Feature-wise, the Xtreme Notebooks 917V Accelerator is one of the most loaded laptops we've seen this year. The massive case provides plenty of room for nearly every video connection you could need, including S-Video in and out, plus a coaxial jack that works nicely with the (optional, but included on our review unit) TV tuner and slim remote. There are also four audio ports for a variety of inputs and outputs. Our primary complaint lies in the placement of the laptop's four USB ports, which are clustered in a tight grid on the right side. We'd appreciate some breathing room to help prevent cord crowding, particularly given that this laptop will spend most of its time parked on a desk. Like many high-end desktop replacements, the 917V Accelerator incorporates stereo speakers and an integrated subwoofer; the speakers produce great sound for a laptop, especially for watching movies, but music was slightly muddled at high volumes.

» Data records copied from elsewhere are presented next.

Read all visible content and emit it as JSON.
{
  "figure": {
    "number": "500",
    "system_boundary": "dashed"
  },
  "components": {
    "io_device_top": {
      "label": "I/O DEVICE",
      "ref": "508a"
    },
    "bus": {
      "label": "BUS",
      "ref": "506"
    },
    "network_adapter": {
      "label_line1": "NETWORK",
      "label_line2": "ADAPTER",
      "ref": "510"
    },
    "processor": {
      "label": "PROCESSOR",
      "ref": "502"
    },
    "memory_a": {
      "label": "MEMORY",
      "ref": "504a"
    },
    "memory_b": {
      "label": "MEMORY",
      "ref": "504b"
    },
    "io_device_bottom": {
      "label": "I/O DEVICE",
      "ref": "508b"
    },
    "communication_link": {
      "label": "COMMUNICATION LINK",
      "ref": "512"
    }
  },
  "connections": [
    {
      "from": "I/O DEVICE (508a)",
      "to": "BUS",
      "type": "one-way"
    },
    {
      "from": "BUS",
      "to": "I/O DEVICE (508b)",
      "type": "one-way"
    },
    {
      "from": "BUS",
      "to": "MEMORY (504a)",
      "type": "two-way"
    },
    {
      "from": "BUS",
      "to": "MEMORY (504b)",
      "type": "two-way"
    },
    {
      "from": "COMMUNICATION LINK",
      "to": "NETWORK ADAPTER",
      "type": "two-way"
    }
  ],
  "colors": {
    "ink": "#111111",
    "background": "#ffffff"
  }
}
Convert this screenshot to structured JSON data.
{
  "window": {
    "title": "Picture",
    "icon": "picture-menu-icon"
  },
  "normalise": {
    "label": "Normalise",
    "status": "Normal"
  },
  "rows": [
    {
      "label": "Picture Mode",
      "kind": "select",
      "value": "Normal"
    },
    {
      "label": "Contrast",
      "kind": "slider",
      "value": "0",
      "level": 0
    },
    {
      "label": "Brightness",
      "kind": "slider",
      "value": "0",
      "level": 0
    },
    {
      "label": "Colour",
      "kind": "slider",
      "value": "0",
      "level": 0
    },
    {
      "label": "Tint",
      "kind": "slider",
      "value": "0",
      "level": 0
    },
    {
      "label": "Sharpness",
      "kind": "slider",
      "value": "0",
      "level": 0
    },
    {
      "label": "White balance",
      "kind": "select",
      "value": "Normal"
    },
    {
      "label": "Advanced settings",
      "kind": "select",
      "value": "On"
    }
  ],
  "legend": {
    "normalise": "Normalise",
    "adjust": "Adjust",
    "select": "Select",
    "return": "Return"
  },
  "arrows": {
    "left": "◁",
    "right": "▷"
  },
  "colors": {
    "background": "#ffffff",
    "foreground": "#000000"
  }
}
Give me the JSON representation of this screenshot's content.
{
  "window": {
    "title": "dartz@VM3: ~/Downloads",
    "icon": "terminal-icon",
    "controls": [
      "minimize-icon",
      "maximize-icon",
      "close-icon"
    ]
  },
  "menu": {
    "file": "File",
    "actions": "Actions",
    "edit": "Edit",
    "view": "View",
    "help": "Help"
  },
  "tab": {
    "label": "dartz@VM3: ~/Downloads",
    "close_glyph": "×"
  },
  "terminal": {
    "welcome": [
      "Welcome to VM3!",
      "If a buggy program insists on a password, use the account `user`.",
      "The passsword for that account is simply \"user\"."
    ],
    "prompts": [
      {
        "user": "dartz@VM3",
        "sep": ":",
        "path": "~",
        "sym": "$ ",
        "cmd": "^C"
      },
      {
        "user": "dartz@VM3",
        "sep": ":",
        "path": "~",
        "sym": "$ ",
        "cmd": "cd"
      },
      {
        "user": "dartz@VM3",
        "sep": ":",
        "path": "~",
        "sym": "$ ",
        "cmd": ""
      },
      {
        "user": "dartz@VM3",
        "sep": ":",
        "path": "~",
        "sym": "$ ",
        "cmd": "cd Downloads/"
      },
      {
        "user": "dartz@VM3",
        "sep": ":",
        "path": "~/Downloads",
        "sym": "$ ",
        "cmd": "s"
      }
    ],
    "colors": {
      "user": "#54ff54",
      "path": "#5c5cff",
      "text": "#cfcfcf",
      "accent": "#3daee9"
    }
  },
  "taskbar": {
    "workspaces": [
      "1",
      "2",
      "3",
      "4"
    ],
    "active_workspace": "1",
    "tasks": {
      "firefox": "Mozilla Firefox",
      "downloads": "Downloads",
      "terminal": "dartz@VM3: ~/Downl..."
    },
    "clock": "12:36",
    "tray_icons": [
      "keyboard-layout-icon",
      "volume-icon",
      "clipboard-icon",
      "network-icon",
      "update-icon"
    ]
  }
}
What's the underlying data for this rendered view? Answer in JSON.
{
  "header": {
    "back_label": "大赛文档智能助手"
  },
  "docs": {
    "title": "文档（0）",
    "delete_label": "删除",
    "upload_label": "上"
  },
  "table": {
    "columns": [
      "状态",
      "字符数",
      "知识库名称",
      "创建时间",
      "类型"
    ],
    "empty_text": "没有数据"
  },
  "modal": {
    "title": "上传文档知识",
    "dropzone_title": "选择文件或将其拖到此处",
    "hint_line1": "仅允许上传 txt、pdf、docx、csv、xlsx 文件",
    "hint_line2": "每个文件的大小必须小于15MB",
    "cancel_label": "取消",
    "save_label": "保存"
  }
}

Because there are no quad-core processors made specifically for mobile computing, Xtreme Notebooks uses a desktop CPU: the 2.66GHz Intel Core 2 Quad Q6700. The configuration also includes 4GB of 800MHz RAM--a speed we have yet to see on other laptops--and two 512MB Nvidia GeForce 7950 GTX graphics cards in a scalable link interface. That's way more loaded than almost any other laptop on the market, so it's hardly surprising that the 917V Accelerator excelled on CNET Labs' mobile benchmarks. In a competitive field that included the Dell XPS M1730 and the HP Pavilion HDX, the 917V Accelerator pulled at least 25 percent ahead on our multimedia multitasking benchmark and 17 percent ahead on the Photoshop benchmark. The laptop performed predictably on our CPU-intensive iTunes conversion test, which does not necessarily take advantage of the quad-core processor; it finished a little behind the XPS M1730, which features a slightly higher clock speed. We were pleasantly surprised by how quietly the 917V Accelerator ran; usually laptops with desktop processors require large, noisy fans. Generally you have to trade a noisy fan for excessive heat, but while the keyboard did get warm during our use, it didn't feel much hotter than most of the laptops we've seen.
The Xtreme Notebooks 917V Accelerator earned the frame-rate crown on our gaming tests, posting higher frame rates than the Alienware Area-51 m9750, which featured the same graphics cards, and the Dell XPS M1730, which included two of Nvidia's latest Nvidia GeForce 8700M GT cards. The 917V Accelerator displayed a chart-topping 110.6 frames per second while playing Quake 4 at 1,024x768 resolution. It continued to dominate while playing F.E.A.R. at the same resolution, posting 139fps. However, its leads over the second-place finisher were small (10fps on Quake 4, 6fps on F.E.A.R.), so we're not entirely sure that its gaming performance alone can justify the 917V Accelerator's high price tag, particularly as more DirectX 10 games become available.
What you gain in performance, you lose in battery life: The 917V Accelerator's desktop processor reduced its battery life to just 43 minutes on our DVD battery drain test. The Dell XPS M1730's mobile processor, meanwhile, ran for 1 hour and 27 minutes. Nevertheless, we hardly expect a system of this size to spend much time at all away from the power outlet. Should you actually want to carry the 917V Accelerator around, you'll have to schlep its 3-pound power brick--the size of an actual brick--with you.
All Xtreme computers come with a one-year parts-and-labor warranty as well as 24-7 toll-free phone support. Available upgrades extend coverage up to three years and include LCD damage protection. There's not much support to be found on the company's site, though there are driver downloads and a user forum.
(Shorter bars indicate better performance)